Hyundai Monday announced that it will invest $1.8 billion over the next six years to expand its research and development in the commercial vehicle market, as well as vastly increase its production of commercial vehicles. Hyundai's current global market share of commercial vehicles is only about 2.1%. It is reported to be aiming at both developed and developing markets.
According to a published reports from Reuters and other sources, Hyundai, in a statement on Monday, also said it plans to introduce "premium models in North America and Europe." However, no other details or a time frame were forthcoming.
Hyundai recently started making heavy-duty trucks and tractors for the local market, but it's unlikely we would see a global-style Class 8 tractor here.
However, cargo vans are another story. The U.S. market has seen increasing popularity of Euro-style cargo vans, with models such as the Ford Transit and Ram ProMaster joining Daimler's Sprinter. Last fall at the bi-annual IAA commercial vehicle show in Germany, Hyundai unveiled its H350 light commercial vehicles, which it plans to start building in Turkey in March to enter the Western European market.

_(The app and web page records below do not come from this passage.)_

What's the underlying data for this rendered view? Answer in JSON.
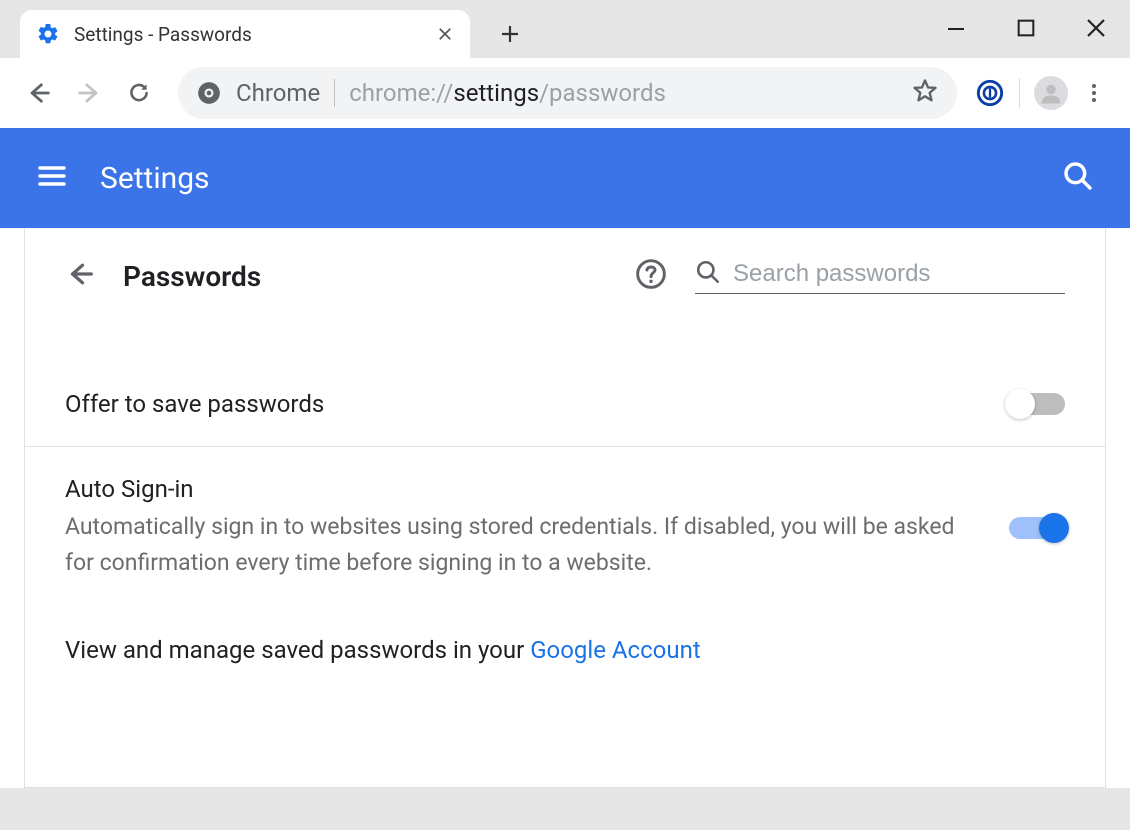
{
  "window": {
    "tab_title": "Settings - Passwords"
  },
  "addressbar": {
    "scheme_label": "Chrome",
    "path_prefix": "chrome://",
    "path_dark": "settings",
    "path_rest": "/passwords"
  },
  "header": {
    "title": "Settings"
  },
  "page": {
    "title": "Passwords",
    "search_placeholder": "Search passwords",
    "offer_save_label": "Offer to save passwords",
    "auto_signin_label": "Auto Sign-in",
    "auto_signin_desc": "Automatically sign in to websites using stored credentials. If disabled, you will be asked for confirmation every time before signing in to a website.",
    "manage_text": "View and manage saved passwords in your ",
    "manage_link_text": "Google Account",
    "offer_save_on": false,
    "auto_signin_on": true
  }
}
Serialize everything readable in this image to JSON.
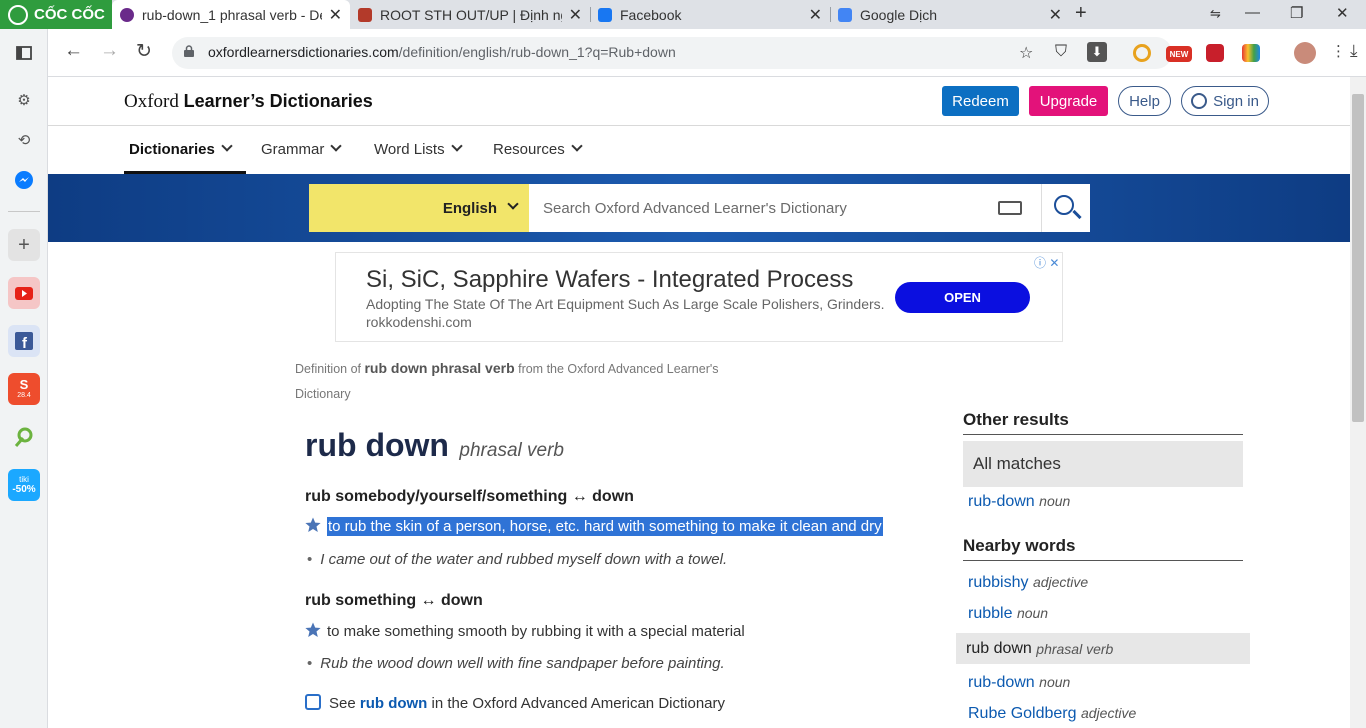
{
  "browser": {
    "brand": "CỐC CỐC",
    "tabs": [
      {
        "title": "rub-down_1 phrasal verb - De",
        "active": true,
        "favicon_color": "#6a2a8a"
      },
      {
        "title": "ROOT STH OUT/UP | Định ngh",
        "active": false,
        "favicon_color": "#b33a2a"
      },
      {
        "title": "Facebook",
        "active": false,
        "favicon_color": "#1877f2"
      },
      {
        "title": "Google Dịch",
        "active": false,
        "favicon_color": "#4285f4"
      }
    ],
    "url": {
      "host": "oxfordlearnersdictionaries.com",
      "path": "/definition/english/rub-down_1?q=Rub+down"
    }
  },
  "sidebar": {
    "icons": [
      "sidebar-toggle-icon",
      "settings-icon",
      "history-icon",
      "messenger-icon",
      "add-icon",
      "youtube-icon",
      "facebook-icon",
      "shopee-icon",
      "leaf-icon",
      "tiki-icon"
    ],
    "shopee_badge": "28.4",
    "tiki_badge_name": "tiki",
    "tiki_badge_discount": "-50%"
  },
  "site": {
    "logo_plain": "Oxford ",
    "logo_bold": "Learner’s Dictionaries",
    "buttons": {
      "redeem": "Redeem",
      "upgrade": "Upgrade",
      "help": "Help",
      "signin": "Sign in"
    },
    "menu": [
      "Dictionaries",
      "Grammar",
      "Word Lists",
      "Resources"
    ],
    "search": {
      "language": "English",
      "placeholder": "Search Oxford Advanced Learner's Dictionary"
    }
  },
  "ad": {
    "title": "Si, SiC, Sapphire Wafers - Integrated Process",
    "desc": "Adopting The State Of The Art Equipment Such As Large Scale Polishers, Grinders.",
    "url": "rokkodenshi.com",
    "cta": "OPEN"
  },
  "entry": {
    "source_prefix": "Definition of ",
    "source_term": "rub down phrasal verb",
    "source_suffix": " from the Oxford Advanced Learner's Dictionary",
    "headword": "rub down",
    "pos": "phrasal verb",
    "senses": [
      {
        "pattern": "rub somebody/yourself/something ↔ down",
        "definition": "to rub the skin of a person, horse, etc. hard with something to make it clean and dry",
        "example": "I came out of the water and rubbed myself down with a towel."
      },
      {
        "pattern": "rub something ↔ down",
        "definition": "to make something smooth by rubbing it with a special material",
        "example": "Rub the wood down well with fine sandpaper before painting."
      }
    ],
    "see_also": {
      "prefix": "See ",
      "term": "rub down",
      "suffix": " in the Oxford Advanced American Dictionary"
    }
  },
  "other_results": {
    "title": "Other results",
    "all_matches": "All matches",
    "items": [
      {
        "word": "rub-down",
        "pos": "noun"
      }
    ]
  },
  "nearby_words": {
    "title": "Nearby words",
    "items": [
      {
        "word": "rubbishy",
        "pos": "adjective",
        "current": false
      },
      {
        "word": "rubble",
        "pos": "noun",
        "current": false
      },
      {
        "word": "rub down",
        "pos": "phrasal verb",
        "current": true
      },
      {
        "word": "rub-down",
        "pos": "noun",
        "current": false
      },
      {
        "word": "Rube Goldberg",
        "pos": "adjective",
        "current": false
      }
    ]
  },
  "colors": {
    "brand_green": "#2f9c3e",
    "oxford_blue": "#0e3c83",
    "redeem": "#0c6fc2",
    "upgrade": "#e3127a",
    "highlight": "#2f73d6",
    "link": "#0c5ab0"
  }
}
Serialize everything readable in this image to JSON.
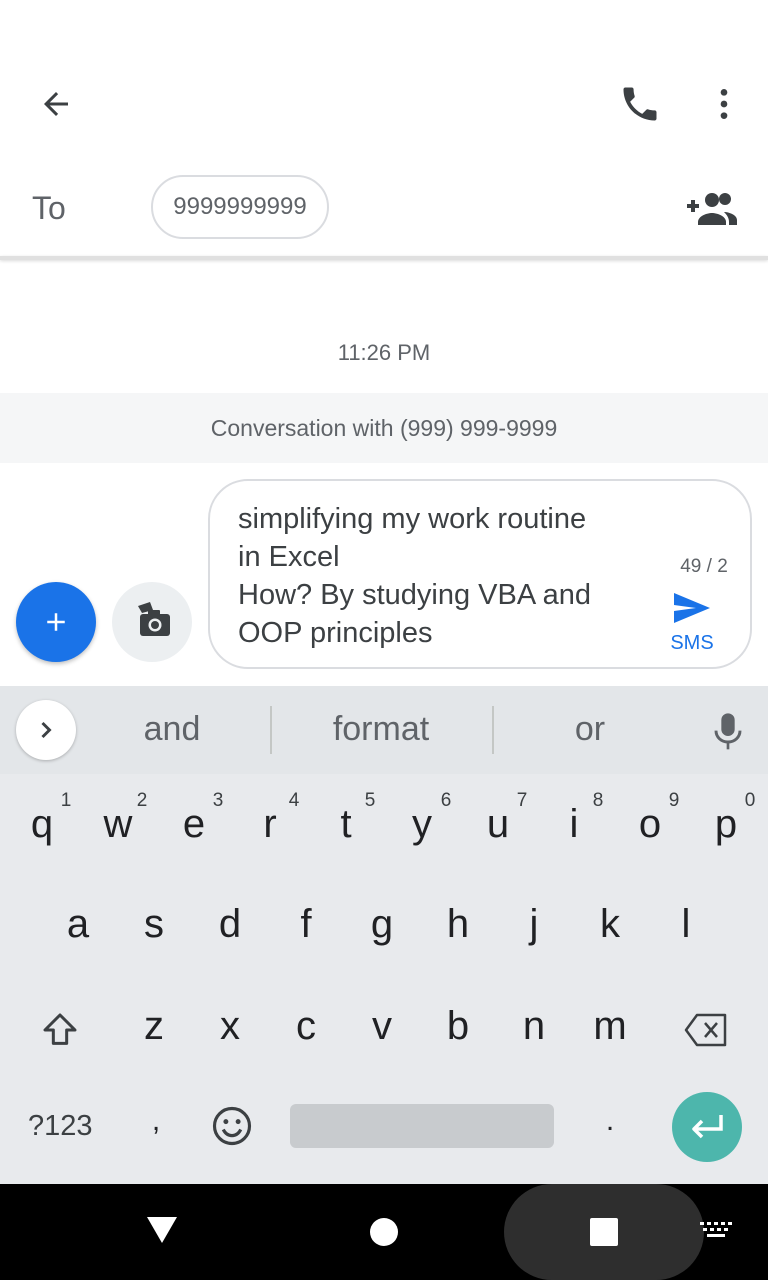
{
  "header": {
    "back_icon": "arrow-back-icon",
    "call_icon": "phone-icon",
    "more_icon": "more-vert-icon"
  },
  "recipient": {
    "to_label": "To",
    "chip_text": "9999999999",
    "add_people_icon": "group-add-icon"
  },
  "conversation": {
    "timestamp": "11:26 PM",
    "banner": "Conversation with (999) 999-9999"
  },
  "compose": {
    "text": "simplifying my work routine\nin Excel\nHow? By studying VBA and\nOOP principles",
    "counter": "49 / 2",
    "send_label": "SMS",
    "send_icon": "send-icon",
    "add_icon": "plus-icon",
    "camera_icon": "camera-icon",
    "accent_color": "#1a73e8"
  },
  "keyboard": {
    "suggestions": [
      "and",
      "format",
      "or"
    ],
    "row1": [
      "q",
      "w",
      "e",
      "r",
      "t",
      "y",
      "u",
      "i",
      "o",
      "p"
    ],
    "row1_nums": [
      "1",
      "2",
      "3",
      "4",
      "5",
      "6",
      "7",
      "8",
      "9",
      "0"
    ],
    "row2": [
      "a",
      "s",
      "d",
      "f",
      "g",
      "h",
      "j",
      "k",
      "l"
    ],
    "row3": [
      "z",
      "x",
      "c",
      "v",
      "b",
      "n",
      "m"
    ],
    "symbols_label": "?123",
    "comma": ",",
    "period": ".",
    "enter_color": "#4db6ac"
  },
  "navbar": {
    "back_icon": "nav-back-icon",
    "home_icon": "nav-home-icon",
    "recents_icon": "nav-recents-icon",
    "keyboard_icon": "keyboard-icon"
  }
}
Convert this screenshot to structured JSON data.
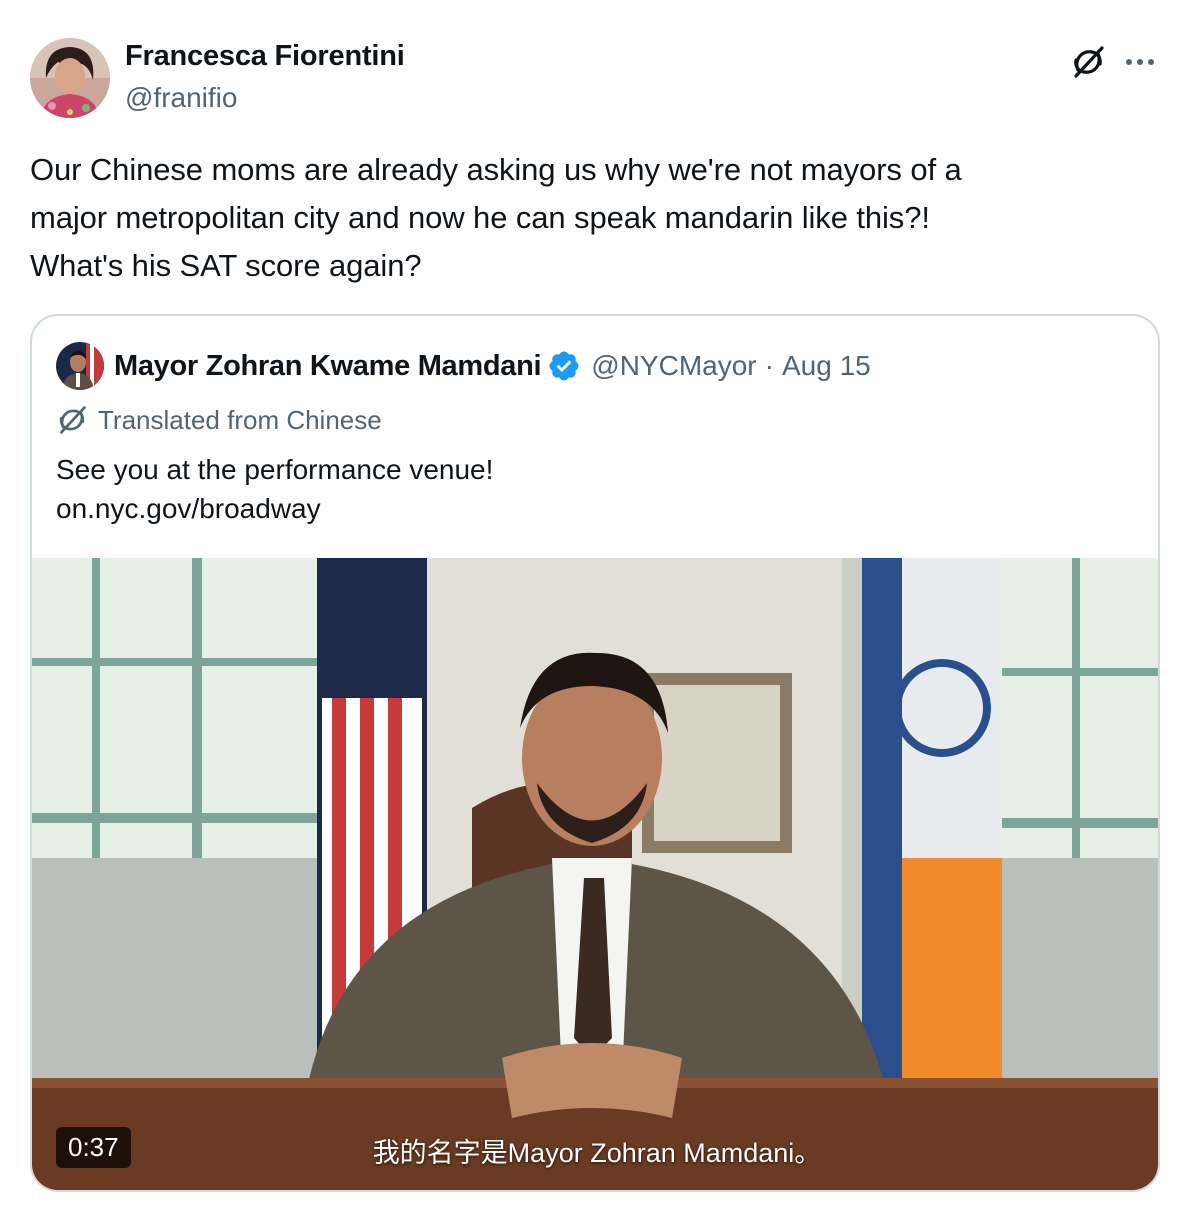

At the time the H350 was introduced, Autoblog reported that it looked unlikely the van would arrive on U.S. shores. "While a heck of a vehicle, this isn't anything we are seriously considering right now for the U.S. market," Jim Trainor, Hyundai Motor America's national manager of product public relations, told Autoblog.
However, that may have changed.
It's not the first time Hyundai has tried to enter the U.S. market with a commercial vehicle. In the late '90s, a company named Bering tried to manufacture and import a new line of Class 3-8 commercial trucks in partnership with Hyundai. Bering combined Hyundai's commercial vehicle platforms with U.S.-made drivetrain components.
That arrangement ended badly, with Hyundai claiming Bering was unable to meet its warranty, parts and other obligations and had problems paying Hyundai for truck shipments. Bering said it was forced to shut down when Hyundai bailed out of its agreement with Bering in favor of an agreement with DaimlerChrysler. Lawsuits ensued, and in 2001 Hyundai announced it would be marketing a line of Class 4-6 trucks in the U.S. However, Hyundai suspended operations at the end of 2003, citing the difficulties in being a new entrant in a softening and competitive market.